About this exercise: Extract, from the records beneath this instruction, each line that contains the word "sender".

Source data:

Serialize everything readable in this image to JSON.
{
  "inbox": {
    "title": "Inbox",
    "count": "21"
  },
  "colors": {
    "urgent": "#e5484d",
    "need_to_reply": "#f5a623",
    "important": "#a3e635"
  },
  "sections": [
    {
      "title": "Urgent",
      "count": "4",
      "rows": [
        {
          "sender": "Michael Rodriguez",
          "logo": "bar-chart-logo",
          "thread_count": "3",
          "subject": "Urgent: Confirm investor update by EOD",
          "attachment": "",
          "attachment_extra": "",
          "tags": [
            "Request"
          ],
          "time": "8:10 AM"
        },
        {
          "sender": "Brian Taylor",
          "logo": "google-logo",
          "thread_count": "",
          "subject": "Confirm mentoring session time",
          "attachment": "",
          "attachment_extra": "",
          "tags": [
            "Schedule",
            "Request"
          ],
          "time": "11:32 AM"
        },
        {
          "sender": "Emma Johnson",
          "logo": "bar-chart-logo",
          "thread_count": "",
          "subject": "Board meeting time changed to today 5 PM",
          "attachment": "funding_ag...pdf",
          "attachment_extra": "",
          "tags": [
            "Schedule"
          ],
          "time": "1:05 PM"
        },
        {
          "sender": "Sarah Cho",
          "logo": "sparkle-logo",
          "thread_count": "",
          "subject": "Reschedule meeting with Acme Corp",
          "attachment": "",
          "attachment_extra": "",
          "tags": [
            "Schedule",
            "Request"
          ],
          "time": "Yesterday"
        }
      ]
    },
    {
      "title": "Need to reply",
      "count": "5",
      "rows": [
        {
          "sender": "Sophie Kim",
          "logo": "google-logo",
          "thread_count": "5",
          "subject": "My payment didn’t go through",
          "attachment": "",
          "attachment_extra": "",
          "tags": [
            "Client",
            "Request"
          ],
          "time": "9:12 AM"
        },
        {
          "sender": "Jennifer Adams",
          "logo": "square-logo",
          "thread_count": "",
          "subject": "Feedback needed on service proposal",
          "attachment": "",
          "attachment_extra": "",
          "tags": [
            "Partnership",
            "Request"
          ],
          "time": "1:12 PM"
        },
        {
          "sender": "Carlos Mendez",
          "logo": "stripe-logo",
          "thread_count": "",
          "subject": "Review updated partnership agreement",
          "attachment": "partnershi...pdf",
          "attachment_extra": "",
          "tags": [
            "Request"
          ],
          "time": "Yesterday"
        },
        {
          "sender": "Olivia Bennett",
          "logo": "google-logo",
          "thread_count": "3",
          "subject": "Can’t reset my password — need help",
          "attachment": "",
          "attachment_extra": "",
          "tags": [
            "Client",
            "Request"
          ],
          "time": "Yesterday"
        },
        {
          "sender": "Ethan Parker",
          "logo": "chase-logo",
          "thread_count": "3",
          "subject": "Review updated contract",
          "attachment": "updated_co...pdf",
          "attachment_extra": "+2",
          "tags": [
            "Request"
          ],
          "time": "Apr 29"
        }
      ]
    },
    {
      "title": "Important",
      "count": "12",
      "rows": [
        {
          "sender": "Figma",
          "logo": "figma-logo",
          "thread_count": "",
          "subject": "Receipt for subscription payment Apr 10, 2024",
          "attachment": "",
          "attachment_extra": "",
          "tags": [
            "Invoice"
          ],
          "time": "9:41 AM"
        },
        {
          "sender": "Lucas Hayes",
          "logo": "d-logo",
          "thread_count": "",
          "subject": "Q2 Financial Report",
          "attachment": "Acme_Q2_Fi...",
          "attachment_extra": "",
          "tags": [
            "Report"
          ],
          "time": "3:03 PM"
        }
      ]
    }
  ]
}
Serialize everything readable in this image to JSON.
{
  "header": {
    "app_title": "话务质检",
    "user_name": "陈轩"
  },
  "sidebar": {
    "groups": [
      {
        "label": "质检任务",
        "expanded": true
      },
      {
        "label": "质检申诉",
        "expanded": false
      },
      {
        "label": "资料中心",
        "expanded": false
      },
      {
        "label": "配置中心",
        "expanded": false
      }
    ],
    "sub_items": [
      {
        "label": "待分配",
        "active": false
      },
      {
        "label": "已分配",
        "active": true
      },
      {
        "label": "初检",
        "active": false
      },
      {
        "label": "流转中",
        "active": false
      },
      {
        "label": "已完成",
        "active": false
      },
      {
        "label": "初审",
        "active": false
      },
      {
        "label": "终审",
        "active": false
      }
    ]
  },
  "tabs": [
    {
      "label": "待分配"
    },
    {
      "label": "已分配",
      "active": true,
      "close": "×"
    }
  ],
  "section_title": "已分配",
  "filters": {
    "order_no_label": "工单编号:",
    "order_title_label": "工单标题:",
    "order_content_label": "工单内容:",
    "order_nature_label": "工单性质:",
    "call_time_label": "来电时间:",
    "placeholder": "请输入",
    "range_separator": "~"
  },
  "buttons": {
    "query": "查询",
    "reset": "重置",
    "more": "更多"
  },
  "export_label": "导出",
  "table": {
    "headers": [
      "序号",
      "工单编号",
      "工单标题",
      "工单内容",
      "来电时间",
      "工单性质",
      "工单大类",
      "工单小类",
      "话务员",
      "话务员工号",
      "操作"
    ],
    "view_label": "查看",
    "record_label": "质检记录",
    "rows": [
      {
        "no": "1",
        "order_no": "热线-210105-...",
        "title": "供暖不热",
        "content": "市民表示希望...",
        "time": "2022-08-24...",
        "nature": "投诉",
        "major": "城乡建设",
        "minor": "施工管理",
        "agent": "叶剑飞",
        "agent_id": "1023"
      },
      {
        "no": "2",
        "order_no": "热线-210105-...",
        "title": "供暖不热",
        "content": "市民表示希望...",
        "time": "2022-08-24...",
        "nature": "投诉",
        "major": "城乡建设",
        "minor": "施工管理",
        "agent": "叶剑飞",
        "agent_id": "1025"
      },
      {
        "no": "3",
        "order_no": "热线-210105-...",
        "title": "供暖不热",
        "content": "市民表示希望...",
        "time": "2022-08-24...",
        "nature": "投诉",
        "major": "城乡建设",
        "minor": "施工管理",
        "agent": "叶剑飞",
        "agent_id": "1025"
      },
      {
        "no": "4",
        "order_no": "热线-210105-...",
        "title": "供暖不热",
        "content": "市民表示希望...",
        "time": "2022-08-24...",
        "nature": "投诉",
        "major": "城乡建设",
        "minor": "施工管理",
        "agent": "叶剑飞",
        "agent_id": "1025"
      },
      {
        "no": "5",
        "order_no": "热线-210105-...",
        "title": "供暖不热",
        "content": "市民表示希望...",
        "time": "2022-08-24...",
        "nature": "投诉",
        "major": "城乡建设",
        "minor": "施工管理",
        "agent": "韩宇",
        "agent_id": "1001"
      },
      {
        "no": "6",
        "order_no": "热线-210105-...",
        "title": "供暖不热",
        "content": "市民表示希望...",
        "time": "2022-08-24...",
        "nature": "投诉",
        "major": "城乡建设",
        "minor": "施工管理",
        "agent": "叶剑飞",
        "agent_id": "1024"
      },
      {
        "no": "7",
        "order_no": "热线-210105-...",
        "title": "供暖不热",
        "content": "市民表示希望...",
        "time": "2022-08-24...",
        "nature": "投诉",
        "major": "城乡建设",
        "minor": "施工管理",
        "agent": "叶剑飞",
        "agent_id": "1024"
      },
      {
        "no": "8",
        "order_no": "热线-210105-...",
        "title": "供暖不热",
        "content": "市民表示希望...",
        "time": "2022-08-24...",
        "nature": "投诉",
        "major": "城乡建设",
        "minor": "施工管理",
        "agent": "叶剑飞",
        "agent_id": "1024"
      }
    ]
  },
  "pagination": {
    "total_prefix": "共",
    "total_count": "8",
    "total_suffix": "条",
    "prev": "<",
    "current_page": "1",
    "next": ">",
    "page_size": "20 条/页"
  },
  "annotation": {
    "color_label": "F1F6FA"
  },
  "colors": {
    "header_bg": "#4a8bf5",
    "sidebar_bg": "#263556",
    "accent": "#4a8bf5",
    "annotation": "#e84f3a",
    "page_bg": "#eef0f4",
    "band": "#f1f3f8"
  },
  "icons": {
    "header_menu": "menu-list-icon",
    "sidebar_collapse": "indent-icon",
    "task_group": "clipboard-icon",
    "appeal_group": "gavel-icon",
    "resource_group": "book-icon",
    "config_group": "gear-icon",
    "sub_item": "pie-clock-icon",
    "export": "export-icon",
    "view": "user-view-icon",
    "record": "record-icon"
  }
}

Answer for the task:
          "sender": "Michael Rodriguez",
          "sender": "Brian Taylor",
          "sender": "Emma Johnson",
          "sender": "Sarah Cho",
          "sender": "Sophie Kim",
          "sender": "Jennifer Adams",
          "sender": "Carlos Mendez",
          "sender": "Olivia Bennett",
          "sender": "Ethan Parker",
          "sender": "Figma",
          "sender": "Lucas Hayes",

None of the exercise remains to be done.